Fiery Truck Accident in Work Zone on I-95 Claims the Lives of a South Carolina Family

Fiery Truck Accident in Work Zone on I-95 Claims the Lives of a South Carolina FamilyIn May 2017, a fiery crash on I-95 near the border between North Carolina and South Carolina claimed the lives of five people; two were children. The chain reaction crash involved three tractor trailers and three passenger vehicles. A story on reports that the crash occurred near exit 10 in Robeson County when a gasoline tanker truck came upon traffic that had slowed down because of a work zone and crashed into the back of a Dodge pick-up truck, which was pushed into the back of a Ford Explorer, which then crashed into a Ford Escape. The tanker truck continued down the highway and crashed into the back of another tractor trailer, which caused the gasoline that tanker was carrying to ignite. The second tractor trailer was pushed into the back of another tractor trailer.

A family of four – a mother, father and two young daughters – and the driver of the tanker truck that stated the chain reaction crash, died in the accident. The fiery crash caused the median and shoulders of the interstate to catch fire. I-95 was closed for 12 hours while the crash was investigated and the area cleaned up.

As to the cause of the crash, a story on reported that the driver of the first tanker truck failed to slow down as he approached the traffic that had slowed for work crews who were repainting the lines on the highway.

Newly increased penalties for South Carolina work zone traffic violations

After the tragic death of two South Carolina Department of Transportation workers, Governor Henry McMaster signed a bill into law increasing the penalty for negligent driving in work zones. The Federal Highway Administration reports that there were approximately 96,626 crashes in work zones, which was up 7.8% over the previous year.
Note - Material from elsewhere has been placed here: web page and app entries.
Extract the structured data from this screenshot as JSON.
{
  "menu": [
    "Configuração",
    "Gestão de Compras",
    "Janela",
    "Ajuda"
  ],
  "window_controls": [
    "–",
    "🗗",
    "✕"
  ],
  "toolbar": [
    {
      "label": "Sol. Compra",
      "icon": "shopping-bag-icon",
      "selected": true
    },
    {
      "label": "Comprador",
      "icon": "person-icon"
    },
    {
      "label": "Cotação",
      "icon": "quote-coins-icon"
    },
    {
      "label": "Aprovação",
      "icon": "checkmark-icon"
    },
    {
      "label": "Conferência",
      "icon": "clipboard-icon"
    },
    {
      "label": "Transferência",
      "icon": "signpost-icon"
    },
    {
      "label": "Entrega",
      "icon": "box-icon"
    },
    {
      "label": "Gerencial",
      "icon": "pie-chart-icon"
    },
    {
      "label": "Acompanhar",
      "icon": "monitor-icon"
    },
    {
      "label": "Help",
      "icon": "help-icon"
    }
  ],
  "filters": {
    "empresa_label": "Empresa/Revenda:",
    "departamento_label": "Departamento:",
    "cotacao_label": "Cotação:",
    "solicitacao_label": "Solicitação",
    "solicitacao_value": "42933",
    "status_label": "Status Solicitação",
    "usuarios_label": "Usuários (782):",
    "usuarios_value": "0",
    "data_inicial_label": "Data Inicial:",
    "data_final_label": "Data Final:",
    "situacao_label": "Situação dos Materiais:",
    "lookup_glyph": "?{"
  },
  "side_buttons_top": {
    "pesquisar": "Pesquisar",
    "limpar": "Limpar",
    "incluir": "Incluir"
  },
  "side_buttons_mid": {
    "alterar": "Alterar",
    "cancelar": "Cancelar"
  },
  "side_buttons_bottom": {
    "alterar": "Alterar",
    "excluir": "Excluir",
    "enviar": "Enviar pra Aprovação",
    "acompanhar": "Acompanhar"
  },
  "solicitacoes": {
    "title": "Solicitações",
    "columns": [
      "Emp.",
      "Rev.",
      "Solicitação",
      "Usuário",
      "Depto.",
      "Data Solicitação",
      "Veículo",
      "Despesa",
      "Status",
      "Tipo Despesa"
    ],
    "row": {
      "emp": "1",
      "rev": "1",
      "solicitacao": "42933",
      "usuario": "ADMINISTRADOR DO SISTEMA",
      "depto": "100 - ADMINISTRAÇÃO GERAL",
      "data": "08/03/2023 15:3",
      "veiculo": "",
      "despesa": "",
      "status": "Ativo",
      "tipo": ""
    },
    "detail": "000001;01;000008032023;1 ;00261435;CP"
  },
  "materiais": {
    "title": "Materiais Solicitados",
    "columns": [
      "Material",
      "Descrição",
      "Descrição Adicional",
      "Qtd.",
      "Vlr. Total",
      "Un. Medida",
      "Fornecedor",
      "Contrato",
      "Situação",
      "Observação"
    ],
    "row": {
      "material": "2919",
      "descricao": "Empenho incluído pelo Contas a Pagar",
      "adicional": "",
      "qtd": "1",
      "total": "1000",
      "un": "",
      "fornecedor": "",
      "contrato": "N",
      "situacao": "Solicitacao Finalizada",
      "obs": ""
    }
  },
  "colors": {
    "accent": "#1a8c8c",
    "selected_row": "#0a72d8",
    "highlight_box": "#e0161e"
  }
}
The FHWA reports that in 2015 on average a work zone accident occurred once every 5.4 minutes, about 70 work zone crashes occurred each day that resulted in at least one injury, and each week 12 work zone crashes occurred that resulted in at least one fatality. reports that there were two work zone fatalities in South Carolina in 2015 and 4 in 2016.

You might be considered guilty of endangering a road or highway worker if you do the following:

  • Drive through a work zone in a lane that is not marked for use by vehicles
  • Fail to obey traffic control devices in work zones, except in cases of emergency, if it is necessary to avoid hitting an obstacle, or when attempting to protect the health and safety of another person.

Speeding in a work zone can receive a fine of up to $1,000 with a $500 minimum.

If a road worker is hit and injured, the fine may increase to $2000 with a $1000 minimum. The fine for “great bodily injury” of a road worker is $2000 minimum and $5000 maximum.

Speeding in a work zone can get you two points on your license, four points if a worker is hit and injured, 6 points if a worker suffers “great bodily injury.”

If you have been injured in a truck accident, you may be entitled to compensation. You are invited to call the experienced South Carolina truck accident attorneys at McGowan, Hood, Felder & Phillips, LLC today at 803-327-7800 or complete our contact form today for a free consultation.